Because of the recessions in Argentina and Brazil, trade between Mercosur's two largest economies dropped from $36 billion in 2013 to $22 billion in 2016. This reduction in bilateral trade has forced Buenos Aires and Brasilia to change their positions on foreign trade, and both have started looking for alternative export markets. Brazil, for example, dropped a number of trade barriers in 2016. In 2015, the World Trade Organization (WTO) ranked Brazil third on its list of most protectionist countries. Last year, it ranked 11th. And on June 30, the WTO said Brazil had adopted more measures to reduce trade barriers between October 2016 and May 2017 than any other member country.
When they were enjoying high economic growth, Argentina and Brazil resisted opening up their markets to foreign competitors. Reduced trade within Mercosur has eased this resistance and provided the bloc with an opportunity to resume trade negotiations with countries outside South America that had been delayed for years.
Getting Closer to a Deal With the EU
In the past couple of years, Mercosur has reached out to other markets, starting or re-energizing negotiations with the European Union, EFTA, Japan, the Pacific Alliance and Canada. Negotiations with all but the European Union and Pacific Alliance have a long way to go, however. And when it comes to the Pacific Alliance, Mercosur's main interest is expanding trade with Mexico.
A deal between Mercosur and the European Union, which began their on again, off again negotiations in 1998, has never been as close as it is now. The Brazilian government so desperately wants new markets it would be willing to negotiate a superficial trade deal with the European Union as long as the agreement left room for future improvement. Argentina holds a similar position, which is why Buenos Aires repeatedly has said it hopes a deal can be reached by December, even if it is not as comprehensive an agreement as Mercosur would like. On the European side, the German and Spanish governments also have expressed a desire to conclude negotiations by December.
There are some disagreements that could hamper the negotiations. Agriculture is Mercosur's most competitive sector, but some European countries — Poland and Ireland in particular — oppose liberalizing their agricultural sectors. According to a July 8 report in the Brazilian newspaper Valor, EU officials told their Mercosur counterparts during an early July meeting in Brussels that they were not ready to offer a deal that would include agricultural products. Meanwhile, though their resistance to a free trade agreement has diminished in the past few years, some manufacturing industries in Argentina and Brazil still oppose opening up trade with the European Union.

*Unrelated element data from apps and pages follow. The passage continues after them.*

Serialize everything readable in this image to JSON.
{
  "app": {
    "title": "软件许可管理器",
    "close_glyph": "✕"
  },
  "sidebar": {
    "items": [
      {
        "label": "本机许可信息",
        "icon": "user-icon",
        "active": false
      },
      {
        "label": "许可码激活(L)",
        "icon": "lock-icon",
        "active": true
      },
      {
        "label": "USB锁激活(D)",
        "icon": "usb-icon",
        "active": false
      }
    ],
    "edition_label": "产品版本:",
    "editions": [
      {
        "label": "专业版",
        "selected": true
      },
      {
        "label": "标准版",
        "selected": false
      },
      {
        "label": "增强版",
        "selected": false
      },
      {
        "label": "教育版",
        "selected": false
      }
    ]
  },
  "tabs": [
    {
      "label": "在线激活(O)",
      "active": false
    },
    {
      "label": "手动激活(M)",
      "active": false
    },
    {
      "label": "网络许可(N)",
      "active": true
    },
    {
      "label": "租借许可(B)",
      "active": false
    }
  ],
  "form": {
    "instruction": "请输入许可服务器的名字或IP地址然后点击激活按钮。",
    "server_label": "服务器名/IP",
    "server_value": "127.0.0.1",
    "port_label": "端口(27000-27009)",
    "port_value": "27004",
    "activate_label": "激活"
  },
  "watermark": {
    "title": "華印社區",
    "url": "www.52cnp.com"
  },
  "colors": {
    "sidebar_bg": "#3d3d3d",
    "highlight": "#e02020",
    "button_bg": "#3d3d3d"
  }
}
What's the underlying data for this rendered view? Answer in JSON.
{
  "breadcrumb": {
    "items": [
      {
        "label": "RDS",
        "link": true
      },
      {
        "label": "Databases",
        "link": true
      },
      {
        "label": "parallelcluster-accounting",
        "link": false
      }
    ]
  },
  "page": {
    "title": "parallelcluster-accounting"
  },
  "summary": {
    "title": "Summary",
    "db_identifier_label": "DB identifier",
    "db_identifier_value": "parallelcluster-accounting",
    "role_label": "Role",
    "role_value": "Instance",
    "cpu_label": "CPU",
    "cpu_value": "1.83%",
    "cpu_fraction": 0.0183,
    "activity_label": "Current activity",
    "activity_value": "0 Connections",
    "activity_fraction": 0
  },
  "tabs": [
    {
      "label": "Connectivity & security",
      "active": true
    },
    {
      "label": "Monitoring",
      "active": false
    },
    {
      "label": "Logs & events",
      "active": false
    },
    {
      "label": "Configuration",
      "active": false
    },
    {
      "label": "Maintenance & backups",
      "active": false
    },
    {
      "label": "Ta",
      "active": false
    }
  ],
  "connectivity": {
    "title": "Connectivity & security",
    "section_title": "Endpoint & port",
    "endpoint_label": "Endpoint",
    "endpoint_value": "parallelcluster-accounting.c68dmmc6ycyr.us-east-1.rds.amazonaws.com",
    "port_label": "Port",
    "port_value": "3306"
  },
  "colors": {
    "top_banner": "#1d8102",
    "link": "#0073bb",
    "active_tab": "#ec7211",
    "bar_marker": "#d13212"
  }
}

Another source of tension comes from European ethanol and sugar producers, who want the talks to exclude sugar and ethanol because the Brazilian government provides $1.8 billion annually in subsidies to its ethanol and sugar producers. The Brazilian minister of agriculture, Blairo Maggi, admitted last year that some Brazilian ethanol producers were not competitive enough without government subsidies.
Even though economic recession in Mercosur's two largest economies coupled with the fall of leftist governments have pushed the bloc toward gradual trade liberalization, it is not an inevitable trend, however. Brazil holds a presidential election next year, and its position could change again depending on who wins. That possibility is why Mercosur wants to take advantage of the current climate favoring trade liberalization to reach some sort of pact with the European Union in the next six months, even if it falls short of the deal both sides have been seeking for nearly 20 years.